WHAT YOU ARE ASKED TO DO: Could you return all of the data exactly as given?

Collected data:
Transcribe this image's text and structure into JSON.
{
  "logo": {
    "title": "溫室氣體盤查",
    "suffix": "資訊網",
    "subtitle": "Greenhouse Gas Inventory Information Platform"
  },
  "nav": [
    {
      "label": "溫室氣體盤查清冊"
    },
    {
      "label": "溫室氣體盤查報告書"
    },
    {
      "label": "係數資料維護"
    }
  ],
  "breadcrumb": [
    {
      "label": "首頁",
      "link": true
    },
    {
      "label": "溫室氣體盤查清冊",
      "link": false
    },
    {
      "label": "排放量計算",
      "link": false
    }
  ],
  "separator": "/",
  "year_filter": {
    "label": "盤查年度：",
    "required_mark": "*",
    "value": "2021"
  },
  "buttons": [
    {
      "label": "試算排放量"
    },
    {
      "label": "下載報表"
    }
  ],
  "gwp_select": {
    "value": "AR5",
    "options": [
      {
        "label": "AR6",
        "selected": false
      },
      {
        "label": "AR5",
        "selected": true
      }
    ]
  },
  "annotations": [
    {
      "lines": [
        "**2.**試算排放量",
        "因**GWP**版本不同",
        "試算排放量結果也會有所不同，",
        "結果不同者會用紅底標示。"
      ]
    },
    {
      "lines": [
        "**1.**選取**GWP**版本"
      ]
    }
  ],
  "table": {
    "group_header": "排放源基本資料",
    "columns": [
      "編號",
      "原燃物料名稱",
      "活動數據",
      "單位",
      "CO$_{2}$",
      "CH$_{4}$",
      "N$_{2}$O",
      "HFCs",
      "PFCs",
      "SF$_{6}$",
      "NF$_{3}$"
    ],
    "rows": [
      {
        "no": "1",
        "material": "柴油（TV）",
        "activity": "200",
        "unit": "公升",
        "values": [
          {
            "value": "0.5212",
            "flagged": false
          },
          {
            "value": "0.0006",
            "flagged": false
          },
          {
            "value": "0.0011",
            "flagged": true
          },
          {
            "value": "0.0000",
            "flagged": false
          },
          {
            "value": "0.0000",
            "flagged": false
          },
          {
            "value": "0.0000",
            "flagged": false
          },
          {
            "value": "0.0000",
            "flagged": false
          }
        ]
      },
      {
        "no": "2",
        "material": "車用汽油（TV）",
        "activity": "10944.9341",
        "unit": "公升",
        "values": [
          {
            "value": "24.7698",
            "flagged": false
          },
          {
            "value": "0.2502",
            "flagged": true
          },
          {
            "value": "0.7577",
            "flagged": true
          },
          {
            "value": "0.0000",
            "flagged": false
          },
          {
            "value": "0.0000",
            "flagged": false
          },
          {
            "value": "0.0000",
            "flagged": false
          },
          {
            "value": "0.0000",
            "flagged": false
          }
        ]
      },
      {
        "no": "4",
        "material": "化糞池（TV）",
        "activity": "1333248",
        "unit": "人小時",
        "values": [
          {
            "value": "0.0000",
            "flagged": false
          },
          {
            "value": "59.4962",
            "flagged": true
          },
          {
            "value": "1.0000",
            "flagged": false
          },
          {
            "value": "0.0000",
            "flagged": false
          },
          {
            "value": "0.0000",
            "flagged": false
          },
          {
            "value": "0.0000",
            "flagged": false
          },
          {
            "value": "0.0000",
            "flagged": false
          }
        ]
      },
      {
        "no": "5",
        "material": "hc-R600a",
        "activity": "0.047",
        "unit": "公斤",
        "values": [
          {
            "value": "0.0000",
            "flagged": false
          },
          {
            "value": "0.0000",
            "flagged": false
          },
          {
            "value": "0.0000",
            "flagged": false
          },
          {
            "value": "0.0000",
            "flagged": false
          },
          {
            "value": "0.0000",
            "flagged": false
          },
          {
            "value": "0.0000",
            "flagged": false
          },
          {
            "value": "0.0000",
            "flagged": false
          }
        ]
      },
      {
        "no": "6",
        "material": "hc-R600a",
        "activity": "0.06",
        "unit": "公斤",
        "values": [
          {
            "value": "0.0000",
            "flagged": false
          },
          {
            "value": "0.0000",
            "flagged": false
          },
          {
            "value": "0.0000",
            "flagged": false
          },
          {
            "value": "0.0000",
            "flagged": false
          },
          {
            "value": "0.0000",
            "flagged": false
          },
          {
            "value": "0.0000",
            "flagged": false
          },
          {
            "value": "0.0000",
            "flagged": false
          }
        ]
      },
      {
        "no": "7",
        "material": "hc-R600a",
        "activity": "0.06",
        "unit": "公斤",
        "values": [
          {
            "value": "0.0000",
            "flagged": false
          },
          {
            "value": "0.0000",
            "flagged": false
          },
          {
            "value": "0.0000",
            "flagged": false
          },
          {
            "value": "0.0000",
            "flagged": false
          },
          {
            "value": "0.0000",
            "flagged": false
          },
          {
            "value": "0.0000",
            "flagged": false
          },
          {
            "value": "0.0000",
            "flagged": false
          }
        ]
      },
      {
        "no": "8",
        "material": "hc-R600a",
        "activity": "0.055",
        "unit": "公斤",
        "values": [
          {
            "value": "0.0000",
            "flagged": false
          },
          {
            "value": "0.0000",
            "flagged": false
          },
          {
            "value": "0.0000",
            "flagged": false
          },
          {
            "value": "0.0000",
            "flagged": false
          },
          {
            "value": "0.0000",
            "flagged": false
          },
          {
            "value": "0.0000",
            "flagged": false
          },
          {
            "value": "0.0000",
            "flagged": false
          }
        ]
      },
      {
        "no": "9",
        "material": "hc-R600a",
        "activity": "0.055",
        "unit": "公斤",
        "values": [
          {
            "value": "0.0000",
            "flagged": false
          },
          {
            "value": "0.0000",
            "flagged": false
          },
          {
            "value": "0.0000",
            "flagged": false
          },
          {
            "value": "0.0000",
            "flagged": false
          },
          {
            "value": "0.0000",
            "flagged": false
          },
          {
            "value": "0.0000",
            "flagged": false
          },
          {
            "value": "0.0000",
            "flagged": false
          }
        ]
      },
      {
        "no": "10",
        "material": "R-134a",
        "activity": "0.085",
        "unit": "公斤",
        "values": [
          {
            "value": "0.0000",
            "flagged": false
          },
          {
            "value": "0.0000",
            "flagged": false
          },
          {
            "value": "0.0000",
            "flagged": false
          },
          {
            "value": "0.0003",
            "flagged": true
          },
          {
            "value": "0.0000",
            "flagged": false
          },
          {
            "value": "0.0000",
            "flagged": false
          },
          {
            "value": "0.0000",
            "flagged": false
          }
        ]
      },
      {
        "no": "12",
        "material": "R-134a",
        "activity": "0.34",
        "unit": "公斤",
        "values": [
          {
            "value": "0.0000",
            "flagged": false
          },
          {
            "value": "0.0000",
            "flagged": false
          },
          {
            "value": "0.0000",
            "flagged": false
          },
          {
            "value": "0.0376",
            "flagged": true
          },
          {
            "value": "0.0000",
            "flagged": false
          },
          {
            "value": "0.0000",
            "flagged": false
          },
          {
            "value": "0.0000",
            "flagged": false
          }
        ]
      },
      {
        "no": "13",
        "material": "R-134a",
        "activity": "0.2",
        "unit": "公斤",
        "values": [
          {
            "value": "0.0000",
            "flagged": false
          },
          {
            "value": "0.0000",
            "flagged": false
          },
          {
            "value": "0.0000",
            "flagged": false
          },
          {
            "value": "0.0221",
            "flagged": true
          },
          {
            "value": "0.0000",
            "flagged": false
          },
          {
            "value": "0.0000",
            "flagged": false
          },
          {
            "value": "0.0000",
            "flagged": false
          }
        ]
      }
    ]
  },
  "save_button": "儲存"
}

REPLY TO THE TASK:
Transcribe this image's text and structure into JSON.
{
  "logo": {
    "title": "溫室氣體盤查",
    "suffix": "資訊網",
    "subtitle": "Greenhouse Gas Inventory Information Platform"
  },
  "nav": [
    {
      "label": "溫室氣體盤查清冊"
    },
    {
      "label": "溫室氣體盤查報告書"
    },
    {
      "label": "係數資料維護"
    }
  ],
  "breadcrumb": [
    {
      "label": "首頁",
      "link": true
    },
    {
      "label": "溫室氣體盤查清冊",
      "link": false
    },
    {
      "label": "排放量計算",
      "link": false
    }
  ],
  "separator": "/",
  "year_filter": {
    "label": "盤查年度：",
    "required_mark": "*",
    "value": "2021"
  },
  "buttons": [
    {
      "label": "試算排放量"
    },
    {
      "label": "下載報表"
    }
  ],
  "gwp_select": {
    "value": "AR5",
    "options": [
      {
        "label": "AR6",
        "selected": false
      },
      {
        "label": "AR5",
        "selected": true
      }
    ]
  },
  "annotations": [
    {
      "lines": [
        "**2.**試算排放量",
        "因**GWP**版本不同",
        "試算排放量結果也會有所不同，",
        "結果不同者會用紅底標示。"
      ]
    },
    {
      "lines": [
        "**1.**選取**GWP**版本"
      ]
    }
  ],
  "table": {
    "group_header": "排放源基本資料",
    "columns": [
      "編號",
      "原燃物料名稱",
      "活動數據",
      "單位",
      "CO$_{2}$",
      "CH$_{4}$",
      "N$_{2}$O",
      "HFCs",
      "PFCs",
      "SF$_{6}$",
      "NF$_{3}$"
    ],
    "rows": [
      {
        "no": "1",
        "material": "柴油（TV）",
        "activity": "200",
        "unit": "公升",
        "values": [
          {
            "value": "0.5212",
            "flagged": false
          },
          {
            "value": "0.0006",
            "flagged": false
          },
          {
            "value": "0.0011",
            "flagged": true
          },
          {
            "value": "0.0000",
            "flagged": false
          },
          {
            "value": "0.0000",
            "flagged": false
          },
          {
            "value": "0.0000",
            "flagged": false
          },
          {
            "value": "0.0000",
            "flagged": false
          }
        ]
      },
      {
        "no": "2",
        "material": "車用汽油（TV）",
        "activity": "10944.9341",
        "unit": "公升",
        "values": [
          {
            "value": "24.7698",
            "flagged": false
          },
          {
            "value": "0.2502",
            "flagged": true
          },
          {
            "value": "0.7577",
            "flagged": true
          },
          {
            "value": "0.0000",
            "flagged": false
          },
          {
            "value": "0.0000",
            "flagged": false
          },
          {
            "value": "0.0000",
            "flagged": false
          },
          {
            "value": "0.0000",
            "flagged": false
          }
        ]
      },
      {
        "no": "4",
        "material": "化糞池（TV）",
        "activity": "1333248",
        "unit": "人小時",
        "values": [
          {
            "value": "0.0000",
            "flagged": false
          },
          {
            "value": "59.4962",
            "flagged": true
          },
          {
            "value": "1.0000",
            "flagged": false
          },
          {
            "value": "0.0000",
            "flagged": false
          },
          {
            "value": "0.0000",
            "flagged": false
          },
          {
            "value": "0.0000",
            "flagged": false
          },
          {
            "value": "0.0000",
            "flagged": false
          }
        ]
      },
      {
        "no": "5",
        "material": "hc-R600a",
        "activity": "0.047",
        "unit": "公斤",
        "values": [
          {
            "value": "0.0000",
            "flagged": false
          },
          {
            "value": "0.0000",
            "flagged": false
          },
          {
            "value": "0.0000",
            "flagged": false
          },
          {
            "value": "0.0000",
            "flagged": false
          },
          {
            "value": "0.0000",
            "flagged": false
          },
          {
            "value": "0.0000",
            "flagged": false
          },
          {
            "value": "0.0000",
            "flagged": false
          }
        ]
      },
      {
        "no": "6",
        "material": "hc-R600a",
        "activity": "0.06",
        "unit": "公斤",
        "values": [
          {
            "value": "0.0000",
            "flagged": false
          },
          {
            "value": "0.0000",
            "flagged": false
          },
          {
            "value": "0.0000",
            "flagged": false
          },
          {
            "value": "0.0000",
            "flagged": false
          },
          {
            "value": "0.0000",
            "flagged": false
          },
          {
            "value": "0.0000",
            "flagged": false
          },
          {
            "value": "0.0000",
            "flagged": false
          }
        ]
      },
      {
        "no": "7",
        "material": "hc-R600a",
        "activity": "0.06",
        "unit": "公斤",
        "values": [
          {
            "value": "0.0000",
            "flagged": false
          },
          {
            "value": "0.0000",
            "flagged": false
          },
          {
            "value": "0.0000",
            "flagged": false
          },
          {
            "value": "0.0000",
            "flagged": false
          },
          {
            "value": "0.0000",
            "flagged": false
          },
          {
            "value": "0.0000",
            "flagged": false
          },
          {
            "value": "0.0000",
            "flagged": false
          }
        ]
      },
      {
        "no": "8",
        "material": "hc-R600a",
        "activity": "0.055",
        "unit": "公斤",
        "values": [
          {
            "value": "0.0000",
            "flagged": false
          },
          {
            "value": "0.0000",
            "flagged": false
          },
          {
            "value": "0.0000",
            "flagged": false
          },
          {
            "value": "0.0000",
            "flagged": false
          },
          {
            "value": "0.0000",
            "flagged": false
          },
          {
            "value": "0.0000",
            "flagged": false
          },
          {
            "value": "0.0000",
            "flagged": false
          }
        ]
      },
      {
        "no": "9",
        "material": "hc-R600a",
        "activity": "0.055",
        "unit": "公斤",
        "values": [
          {
            "value": "0.0000",
            "flagged": false
          },
          {
            "value": "0.0000",
            "flagged": false
          },
          {
            "value": "0.0000",
            "flagged": false
          },
          {
            "value": "0.0000",
            "flagged": false
          },
          {
            "value": "0.0000",
            "flagged": false
          },
          {
            "value": "0.0000",
            "flagged": false
          },
          {
            "value": "0.0000",
            "flagged": false
          }
        ]
      },
      {
        "no": "10",
        "material": "R-134a",
        "activity": "0.085",
        "unit": "公斤",
        "values": [
          {
            "value": "0.0000",
            "flagged": false
          },
          {
            "value": "0.0000",
            "flagged": false
          },
          {
            "value": "0.0000",
            "flagged": false
          },
          {
            "value": "0.0003",
            "flagged": true
          },
          {
            "value": "0.0000",
            "flagged": false
          },
          {
            "value": "0.0000",
            "flagged": false
          },
          {
            "value": "0.0000",
            "flagged": false
          }
        ]
      },
      {
        "no": "12",
        "material": "R-134a",
        "activity": "0.34",
        "unit": "公斤",
        "values": [
          {
            "value": "0.0000",
            "flagged": false
          },
          {
            "value": "0.0000",
            "flagged": false
          },
          {
            "value": "0.0000",
            "flagged": false
          },
          {
            "value": "0.0376",
            "flagged": true
          },
          {
            "value": "0.0000",
            "flagged": false
          },
          {
            "value": "0.0000",
            "flagged": false
          },
          {
            "value": "0.0000",
            "flagged": false
          }
        ]
      },
      {
        "no": "13",
        "material": "R-134a",
        "activity": "0.2",
        "unit": "公斤",
        "values": [
          {
            "value": "0.0000",
            "flagged": false
          },
          {
            "value": "0.0000",
            "flagged": false
          },
          {
            "value": "0.0000",
            "flagged": false
          },
          {
            "value": "0.0221",
            "flagged": true
          },
          {
            "value": "0.0000",
            "flagged": false
          },
          {
            "value": "0.0000",
            "flagged": false
          },
          {
            "value": "0.0000",
            "flagged": false
          }
        ]
      }
    ]
  },
  "save_button": "儲存"
}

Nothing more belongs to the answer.